_Problem requirements:_ Pictures are to be omitted, and every entry below is to be restated exactly.

Data about app and page elements:

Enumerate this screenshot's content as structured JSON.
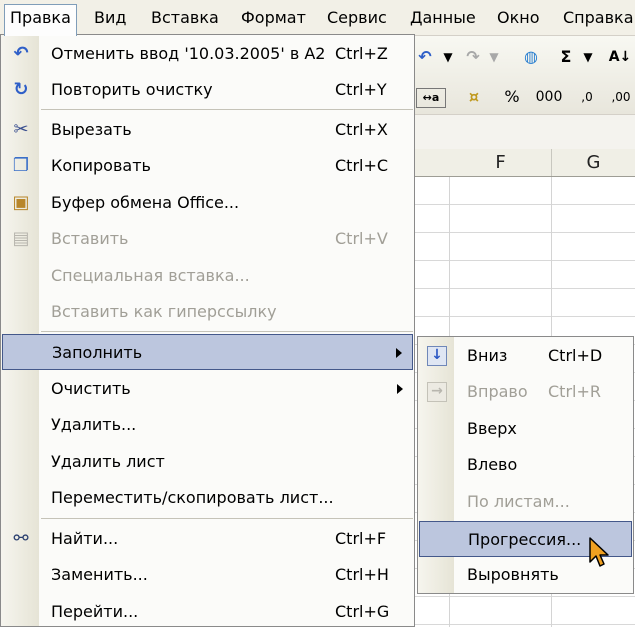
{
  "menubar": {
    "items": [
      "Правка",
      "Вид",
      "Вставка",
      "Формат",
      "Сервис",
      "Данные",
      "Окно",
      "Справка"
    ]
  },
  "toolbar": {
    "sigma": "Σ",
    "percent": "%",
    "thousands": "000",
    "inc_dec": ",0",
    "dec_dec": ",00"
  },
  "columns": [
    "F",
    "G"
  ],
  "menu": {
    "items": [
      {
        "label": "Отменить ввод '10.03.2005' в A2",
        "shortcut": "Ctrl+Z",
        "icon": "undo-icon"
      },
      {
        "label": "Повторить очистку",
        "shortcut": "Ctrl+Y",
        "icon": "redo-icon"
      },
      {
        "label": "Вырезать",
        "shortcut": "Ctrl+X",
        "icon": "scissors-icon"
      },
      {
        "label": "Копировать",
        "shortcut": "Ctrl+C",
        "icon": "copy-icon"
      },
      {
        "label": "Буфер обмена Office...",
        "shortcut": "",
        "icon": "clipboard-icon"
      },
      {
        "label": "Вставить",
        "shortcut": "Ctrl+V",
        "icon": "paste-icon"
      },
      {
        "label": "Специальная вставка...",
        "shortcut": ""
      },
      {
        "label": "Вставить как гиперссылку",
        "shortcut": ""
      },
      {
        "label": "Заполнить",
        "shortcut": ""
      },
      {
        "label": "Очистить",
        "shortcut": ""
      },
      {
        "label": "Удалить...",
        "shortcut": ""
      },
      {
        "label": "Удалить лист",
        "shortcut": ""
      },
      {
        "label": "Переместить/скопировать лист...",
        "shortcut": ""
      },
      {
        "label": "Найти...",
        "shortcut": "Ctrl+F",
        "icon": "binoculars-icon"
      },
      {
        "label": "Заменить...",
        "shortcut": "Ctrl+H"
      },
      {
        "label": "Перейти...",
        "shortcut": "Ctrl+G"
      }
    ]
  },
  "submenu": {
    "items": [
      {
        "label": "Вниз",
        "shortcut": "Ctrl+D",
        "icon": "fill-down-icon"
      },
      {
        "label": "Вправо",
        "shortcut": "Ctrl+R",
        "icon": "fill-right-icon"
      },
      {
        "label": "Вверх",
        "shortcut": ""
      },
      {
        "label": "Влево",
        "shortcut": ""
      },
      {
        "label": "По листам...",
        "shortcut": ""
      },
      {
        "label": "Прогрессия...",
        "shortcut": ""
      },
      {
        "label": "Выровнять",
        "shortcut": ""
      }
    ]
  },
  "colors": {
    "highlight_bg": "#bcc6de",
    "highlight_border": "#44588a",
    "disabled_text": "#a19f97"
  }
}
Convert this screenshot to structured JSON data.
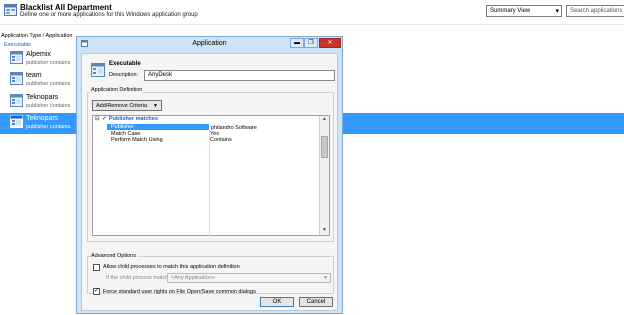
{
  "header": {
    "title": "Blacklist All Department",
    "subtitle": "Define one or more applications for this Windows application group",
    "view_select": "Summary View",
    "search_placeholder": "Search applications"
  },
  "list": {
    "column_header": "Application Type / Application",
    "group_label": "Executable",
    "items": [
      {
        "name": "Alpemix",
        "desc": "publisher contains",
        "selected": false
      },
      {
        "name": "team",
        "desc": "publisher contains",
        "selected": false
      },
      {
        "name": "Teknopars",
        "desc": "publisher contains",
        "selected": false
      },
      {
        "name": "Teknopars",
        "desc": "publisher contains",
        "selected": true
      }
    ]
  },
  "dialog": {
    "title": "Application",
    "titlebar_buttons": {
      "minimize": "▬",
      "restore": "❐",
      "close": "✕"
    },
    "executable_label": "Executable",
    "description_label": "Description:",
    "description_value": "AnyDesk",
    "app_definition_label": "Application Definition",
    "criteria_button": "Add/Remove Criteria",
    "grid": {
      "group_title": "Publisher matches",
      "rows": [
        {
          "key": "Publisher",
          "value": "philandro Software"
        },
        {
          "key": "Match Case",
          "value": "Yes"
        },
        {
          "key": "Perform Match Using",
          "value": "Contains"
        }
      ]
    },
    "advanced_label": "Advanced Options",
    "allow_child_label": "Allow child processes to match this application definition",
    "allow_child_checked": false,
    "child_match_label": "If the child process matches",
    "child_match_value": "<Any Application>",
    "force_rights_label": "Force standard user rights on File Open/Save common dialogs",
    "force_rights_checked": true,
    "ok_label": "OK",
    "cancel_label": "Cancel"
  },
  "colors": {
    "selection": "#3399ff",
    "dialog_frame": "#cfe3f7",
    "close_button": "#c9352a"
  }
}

_Task result:_
Enumerate this screenshot's content as structured JSON.
{
  "menubar": {
    "items": [
      "Правка",
      "Вид",
      "Вставка",
      "Формат",
      "Сервис",
      "Данные",
      "Окно",
      "Справка"
    ]
  },
  "toolbar": {
    "sigma": "Σ",
    "percent": "%",
    "thousands": "000",
    "inc_dec": ",0",
    "dec_dec": ",00"
  },
  "columns": [
    "F",
    "G"
  ],
  "menu": {
    "items": [
      {
        "label": "Отменить ввод '10.03.2005' в A2",
        "shortcut": "Ctrl+Z",
        "icon": "undo-icon"
      },
      {
        "label": "Повторить очистку",
        "shortcut": "Ctrl+Y",
        "icon": "redo-icon"
      },
      {
        "label": "Вырезать",
        "shortcut": "Ctrl+X",
        "icon": "scissors-icon"
      },
      {
        "label": "Копировать",
        "shortcut": "Ctrl+C",
        "icon": "copy-icon"
      },
      {
        "label": "Буфер обмена Office...",
        "shortcut": "",
        "icon": "clipboard-icon"
      },
      {
        "label": "Вставить",
        "shortcut": "Ctrl+V",
        "icon": "paste-icon"
      },
      {
        "label": "Специальная вставка...",
        "shortcut": ""
      },
      {
        "label": "Вставить как гиперссылку",
        "shortcut": ""
      },
      {
        "label": "Заполнить",
        "shortcut": ""
      },
      {
        "label": "Очистить",
        "shortcut": ""
      },
      {
        "label": "Удалить...",
        "shortcut": ""
      },
      {
        "label": "Удалить лист",
        "shortcut": ""
      },
      {
        "label": "Переместить/скопировать лист...",
        "shortcut": ""
      },
      {
        "label": "Найти...",
        "shortcut": "Ctrl+F",
        "icon": "binoculars-icon"
      },
      {
        "label": "Заменить...",
        "shortcut": "Ctrl+H"
      },
      {
        "label": "Перейти...",
        "shortcut": "Ctrl+G"
      }
    ]
  },
  "submenu": {
    "items": [
      {
        "label": "Вниз",
        "shortcut": "Ctrl+D",
        "icon": "fill-down-icon"
      },
      {
        "label": "Вправо",
        "shortcut": "Ctrl+R",
        "icon": "fill-right-icon"
      },
      {
        "label": "Вверх",
        "shortcut": ""
      },
      {
        "label": "Влево",
        "shortcut": ""
      },
      {
        "label": "По листам...",
        "shortcut": ""
      },
      {
        "label": "Прогрессия...",
        "shortcut": ""
      },
      {
        "label": "Выровнять",
        "shortcut": ""
      }
    ]
  },
  "colors": {
    "highlight_bg": "#bcc6de",
    "highlight_border": "#44588a",
    "disabled_text": "#a19f97"
  }
}
Convert this screenshot to structured JSON data.
{
  "header": {
    "title": "Blacklist All Department",
    "subtitle": "Define one or more applications for this Windows application group",
    "view_select": "Summary View",
    "search_placeholder": "Search applications"
  },
  "list": {
    "column_header": "Application Type / Application",
    "group_label": "Executable",
    "items": [
      {
        "name": "Alpemix",
        "desc": "publisher contains",
        "selected": false
      },
      {
        "name": "team",
        "desc": "publisher contains",
        "selected": false
      },
      {
        "name": "Teknopars",
        "desc": "publisher contains",
        "selected": false
      },
      {
        "name": "Teknopars",
        "desc": "publisher contains",
        "selected": true
      }
    ]
  },
  "dialog": {
    "title": "Application",
    "titlebar_buttons": {
      "minimize": "▬",
      "restore": "❐",
      "close": "✕"
    },
    "executable_label": "Executable",
    "description_label": "Description:",
    "description_value": "AnyDesk",
    "app_definition_label": "Application Definition",
    "criteria_button": "Add/Remove Criteria",
    "grid": {
      "group_title": "Publisher matches",
      "rows": [
        {
          "key": "Publisher",
          "value": "philandro Software"
        },
        {
          "key": "Match Case",
          "value": "Yes"
        },
        {
          "key": "Perform Match Using",
          "value": "Contains"
        }
      ]
    },
    "advanced_label": "Advanced Options",
    "allow_child_label": "Allow child processes to match this application definition",
    "allow_child_checked": false,
    "child_match_label": "If the child process matches",
    "child_match_value": "<Any Application>",
    "force_rights_label": "Force standard user rights on File Open/Save common dialogs",
    "force_rights_checked": true,
    "ok_label": "OK",
    "cancel_label": "Cancel"
  },
  "colors": {
    "selection": "#3399ff",
    "dialog_frame": "#cfe3f7",
    "close_button": "#c9352a"
  }
}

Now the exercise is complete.